“I wish someone had told me” is a series of posts that feed into our inquisitive nature at CN&CO. Each week we hear from someone in our network about something interesting or surprising that’s recently happened or occurred to them – or lessons they learnt. These blogs are a way to pay it forward and form part of CN&CO’s belief that the world can be a better place – and we all have a responsibility to make it so. This week’s post is by Colin.
Is there such a thing as runner’s envy, I wonder? Seeing people out in the fresh air (well, not during peak hour in Joburg, but at times when it’s a bit fresher) I would often think, “I wish I could want to do that.” But I never wanted to – until recently.
I went for a walk one afternoon in the suburb we recently moved to, where the streets are wide, flat and shaded. After a while I started walking a bit faster, and then fell into a sort of middle-aged bobble-shuffle (if that’s even a thing). If it were, it would be like jogging (if that’s still even a thing), but at a walking pace.
And then one day I bought a Fitbit. I thought, “If I’m doing all this bobble-shuffling, plus my weekly spinning class, I might as well get points for it. Who knows, I could win a free cup of coffee at Vida.*”
Imagine my surprise when I realised my bobble-shuffling route was a wee bit longer than 4km!
“Well now, let’s see if we can do 5km,” I thought. And the next time, I did it! 5km in 32 minutes – which I was told is really good. And my shin splints didn’t even kick in.
I think it was the army that put me off running. All that “two-point-four kms in full battle gear” nonsense, wearing boots and a helmet and carrying a rifle. Oh, and if you didn’t finish in certain time, you had to do it again. I was at the nurses’ station every two days for a Voltaren injection for the pain in my shins.
So now here I am in my 40s running 5km in a respectable 32 minutes (I only got that time once – and my Fitbit might have lied – but I’m claiming it.)
After a few bobble-shuffles through the mean streets of Houghton, I decided it was time to do a proper run, so I entered the MAD2Run Hudsons run through the mean streets of Parkhurst. A 5k run, I thought. I can do this. Ah, but suddenly there were hills involved, which my bobble-shuffle wasn’t quite geared for. I started getting pains in a variety of places in my legs. Then I went for a parkrun, and the wobbliness of the course – a grass field with surprise dongas and bumps – activated those pains again.

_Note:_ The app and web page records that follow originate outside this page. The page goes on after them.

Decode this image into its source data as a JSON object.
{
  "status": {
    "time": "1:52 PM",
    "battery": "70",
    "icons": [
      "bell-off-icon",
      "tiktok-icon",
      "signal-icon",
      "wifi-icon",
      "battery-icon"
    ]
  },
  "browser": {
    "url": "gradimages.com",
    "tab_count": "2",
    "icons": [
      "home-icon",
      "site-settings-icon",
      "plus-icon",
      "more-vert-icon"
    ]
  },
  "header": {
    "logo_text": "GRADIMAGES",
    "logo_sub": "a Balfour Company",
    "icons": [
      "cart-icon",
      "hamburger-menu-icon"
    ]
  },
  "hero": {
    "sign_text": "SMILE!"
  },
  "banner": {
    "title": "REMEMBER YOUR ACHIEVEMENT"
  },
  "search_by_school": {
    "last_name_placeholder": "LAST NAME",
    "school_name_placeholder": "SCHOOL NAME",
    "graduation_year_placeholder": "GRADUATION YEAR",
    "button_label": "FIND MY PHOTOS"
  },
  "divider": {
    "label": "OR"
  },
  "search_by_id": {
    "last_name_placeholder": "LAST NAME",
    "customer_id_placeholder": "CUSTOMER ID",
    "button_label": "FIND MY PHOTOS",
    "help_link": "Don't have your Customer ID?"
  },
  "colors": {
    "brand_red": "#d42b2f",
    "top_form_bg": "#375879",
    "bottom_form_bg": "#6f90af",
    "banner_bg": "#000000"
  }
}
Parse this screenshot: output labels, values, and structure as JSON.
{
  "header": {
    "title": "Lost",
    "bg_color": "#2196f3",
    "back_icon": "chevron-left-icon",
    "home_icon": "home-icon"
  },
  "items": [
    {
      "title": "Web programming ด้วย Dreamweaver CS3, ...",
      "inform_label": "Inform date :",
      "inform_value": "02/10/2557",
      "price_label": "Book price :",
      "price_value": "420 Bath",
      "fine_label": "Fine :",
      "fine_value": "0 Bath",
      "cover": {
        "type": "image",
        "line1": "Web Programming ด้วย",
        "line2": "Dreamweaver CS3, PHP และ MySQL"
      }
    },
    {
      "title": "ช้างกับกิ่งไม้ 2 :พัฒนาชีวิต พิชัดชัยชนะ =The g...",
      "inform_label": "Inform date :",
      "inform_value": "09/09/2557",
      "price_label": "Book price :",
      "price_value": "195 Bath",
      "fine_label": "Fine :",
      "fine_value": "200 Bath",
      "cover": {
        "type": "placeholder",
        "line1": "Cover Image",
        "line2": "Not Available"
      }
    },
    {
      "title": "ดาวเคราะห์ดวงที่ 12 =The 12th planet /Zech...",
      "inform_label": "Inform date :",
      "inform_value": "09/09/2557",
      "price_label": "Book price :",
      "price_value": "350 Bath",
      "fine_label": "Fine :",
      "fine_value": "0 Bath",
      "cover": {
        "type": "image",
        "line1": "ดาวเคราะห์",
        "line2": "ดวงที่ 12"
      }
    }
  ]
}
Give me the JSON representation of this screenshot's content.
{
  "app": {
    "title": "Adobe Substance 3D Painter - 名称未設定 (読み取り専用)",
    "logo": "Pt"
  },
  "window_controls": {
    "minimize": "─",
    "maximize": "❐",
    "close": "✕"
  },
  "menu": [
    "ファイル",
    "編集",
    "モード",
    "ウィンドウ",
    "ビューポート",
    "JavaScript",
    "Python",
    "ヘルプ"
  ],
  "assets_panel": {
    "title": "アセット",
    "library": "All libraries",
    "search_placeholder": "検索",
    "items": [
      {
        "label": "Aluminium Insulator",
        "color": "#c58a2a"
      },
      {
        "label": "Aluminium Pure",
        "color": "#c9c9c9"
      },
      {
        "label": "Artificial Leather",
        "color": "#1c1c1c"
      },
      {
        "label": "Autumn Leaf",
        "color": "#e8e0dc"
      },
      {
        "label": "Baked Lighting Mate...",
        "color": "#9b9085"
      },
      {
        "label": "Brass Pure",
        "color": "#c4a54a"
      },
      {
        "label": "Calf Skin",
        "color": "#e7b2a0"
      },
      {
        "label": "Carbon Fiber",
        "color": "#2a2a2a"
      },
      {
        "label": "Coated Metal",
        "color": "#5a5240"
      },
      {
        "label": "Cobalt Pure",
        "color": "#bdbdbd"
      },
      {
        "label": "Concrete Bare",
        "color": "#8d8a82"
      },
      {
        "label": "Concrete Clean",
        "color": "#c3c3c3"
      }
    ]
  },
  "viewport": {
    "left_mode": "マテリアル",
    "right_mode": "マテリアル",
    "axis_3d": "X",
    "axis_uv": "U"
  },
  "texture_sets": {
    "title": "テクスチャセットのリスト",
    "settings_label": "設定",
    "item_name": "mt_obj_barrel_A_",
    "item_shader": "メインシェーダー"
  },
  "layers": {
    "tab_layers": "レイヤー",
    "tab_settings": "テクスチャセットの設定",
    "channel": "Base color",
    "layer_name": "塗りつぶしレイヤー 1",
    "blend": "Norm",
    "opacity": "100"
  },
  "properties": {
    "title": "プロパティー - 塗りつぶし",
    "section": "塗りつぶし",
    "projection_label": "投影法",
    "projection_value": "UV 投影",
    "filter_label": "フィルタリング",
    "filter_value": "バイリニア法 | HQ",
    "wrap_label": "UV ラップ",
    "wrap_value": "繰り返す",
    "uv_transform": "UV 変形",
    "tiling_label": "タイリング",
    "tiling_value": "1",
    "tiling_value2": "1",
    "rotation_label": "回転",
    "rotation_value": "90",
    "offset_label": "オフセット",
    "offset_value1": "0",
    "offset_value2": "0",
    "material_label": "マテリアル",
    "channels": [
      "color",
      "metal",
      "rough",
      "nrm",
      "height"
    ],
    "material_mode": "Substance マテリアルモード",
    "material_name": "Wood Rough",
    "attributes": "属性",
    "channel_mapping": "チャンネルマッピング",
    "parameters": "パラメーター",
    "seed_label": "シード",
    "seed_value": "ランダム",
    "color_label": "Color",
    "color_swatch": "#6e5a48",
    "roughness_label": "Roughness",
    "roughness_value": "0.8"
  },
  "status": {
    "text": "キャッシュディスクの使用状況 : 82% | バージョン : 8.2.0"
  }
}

“Get some good shoes,” said Gregory.
“Why?” I asked, “these old faithfuls have served me well for the past 10 years.”
“That’s exactly why,” he said.
And so I went and bought a decent pair of shoes (an enormous expense, I might add – they cost more than the Fitbit!) But guess what… they work! My bobble-shuffle is improving, I ran 5km at the EasyEquities Born2Run Hot Legs event a week or so ago in about 40 minutes. It took three or four minutes to get going because the crowd was so big, and there were some insane hills. So, not a bad time I thought. And it’s still early days.
I started bobble-shuffling in about October 2017 and I think I’m starting to “get it” now. I have become world famous in CN&CO circles for the heart-shaped sweat mark that forms on my shirt when I run. Perhaps that’s a sign of things to come.
Last week, while I was on holiday in Port Alfred, I went for a couple of morning runs along the river, which was amazing. I did my 5km in around 34 minutes, and the heart didn’t disappoint! Who knows, maybe one day I’ll run a marathon.
I can see Carel quivering with delight at the thought! “You see, like Madiba says, you think it’s impossible until it’s done.” And he’s done his fair share of marathons has our Carel. In fact, if you’d like to help him to become the highest fundraiser for the Comrades Marathon Foundation (again), feel free to drop a few pennies in here. He is just about to reach his target, and you know how much Carel likes to top the leader board.
The money Carel raises will go to Hospice.
*Even though I don’t know where there are any Vidas anymore, it’s still nice to win things.